◆ Exercise prompt ◆
Every record that follows should appear again in your answer, exactly the same.

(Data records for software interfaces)

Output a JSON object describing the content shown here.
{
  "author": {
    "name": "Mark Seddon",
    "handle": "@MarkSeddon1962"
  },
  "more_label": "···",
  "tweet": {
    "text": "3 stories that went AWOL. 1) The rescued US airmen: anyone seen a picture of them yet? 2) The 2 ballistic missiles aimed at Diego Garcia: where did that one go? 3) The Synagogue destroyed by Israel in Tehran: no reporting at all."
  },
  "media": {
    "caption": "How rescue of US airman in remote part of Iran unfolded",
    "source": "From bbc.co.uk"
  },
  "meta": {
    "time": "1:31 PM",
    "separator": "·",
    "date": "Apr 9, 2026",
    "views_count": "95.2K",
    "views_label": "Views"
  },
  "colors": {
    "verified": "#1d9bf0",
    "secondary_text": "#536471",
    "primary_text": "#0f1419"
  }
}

◆ Expected output ◆
Output a JSON object describing the content shown here.
{
  "author": {
    "name": "Mark Seddon",
    "handle": "@MarkSeddon1962"
  },
  "more_label": "···",
  "tweet": {
    "text": "3 stories that went AWOL. 1) The rescued US airmen: anyone seen a picture of them yet? 2) The 2 ballistic missiles aimed at Diego Garcia: where did that one go? 3) The Synagogue destroyed by Israel in Tehran: no reporting at all."
  },
  "media": {
    "caption": "How rescue of US airman in remote part of Iran unfolded",
    "source": "From bbc.co.uk"
  },
  "meta": {
    "time": "1:31 PM",
    "separator": "·",
    "date": "Apr 9, 2026",
    "views_count": "95.2K",
    "views_label": "Views"
  },
  "colors": {
    "verified": "#1d9bf0",
    "secondary_text": "#536471",
    "primary_text": "#0f1419"
  }
}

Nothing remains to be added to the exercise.